- About this task -
Report each line of the material below where the word "label" can be found.
▼
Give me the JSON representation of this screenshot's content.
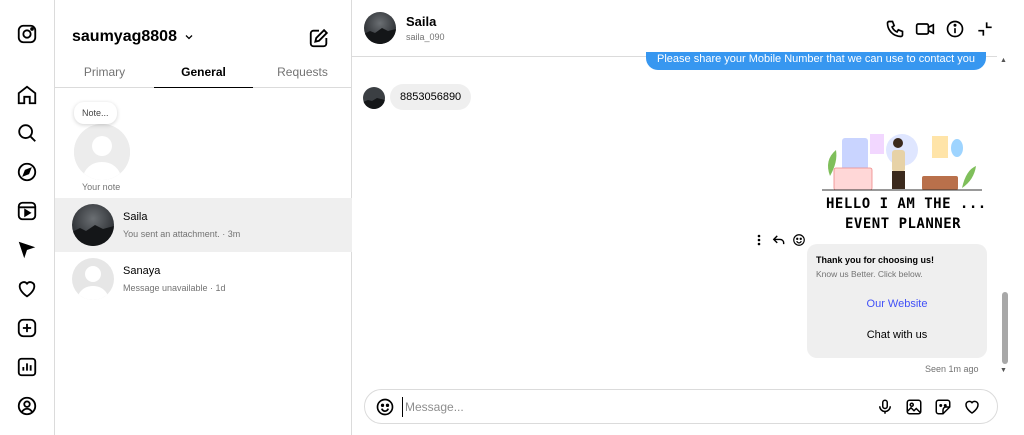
{
  "rail": {
    "icons": [
      "instagram-icon",
      "home-icon",
      "search-icon",
      "explore-icon",
      "reels-icon",
      "messages-icon",
      "notifications-icon",
      "create-icon",
      "dashboard-icon",
      "profile-icon"
    ]
  },
  "list": {
    "username": "saumyag8808",
    "tabs": [
      {
        "label": "Primary"
      },
      {
        "label": "General"
      },
      {
        "label": "Requests"
      }
    ],
    "active_tab": "General",
    "note": {
      "bubble": "Note...",
      "label": "Your note"
    },
    "conversations": [
      {
        "name": "Saila",
        "subtitle": "You sent an attachment. · 3m",
        "selected": true
      },
      {
        "name": "Sanaya",
        "subtitle": "Message unavailable · 1d",
        "selected": false
      }
    ]
  },
  "chat": {
    "name": "Saila",
    "handle": "saila_090",
    "messages": {
      "outgoing_top": "Please share your Mobile Number that we can use to contact you",
      "incoming": "8853056890",
      "card_image_line1": "HELLO I AM THE ...",
      "card_image_line2": "EVENT PLANNER",
      "card_title": "Thank you for choosing us!",
      "card_subtitle": "Know us Better. Click below.",
      "card_button_1": "Our Website",
      "card_button_2": "Chat with us",
      "seen": "Seen 1m ago"
    },
    "composer": {
      "placeholder": "Message..."
    }
  },
  "colors": {
    "accent_blue": "#3797f0",
    "link_blue": "#4150f7",
    "bubble_gray": "#efefef",
    "border": "#dbdbdb"
  }
}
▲
- Finished exercise -
        "label": "Primary"
        "label": "General"
        "label": "Requests"
      "label": "Your note"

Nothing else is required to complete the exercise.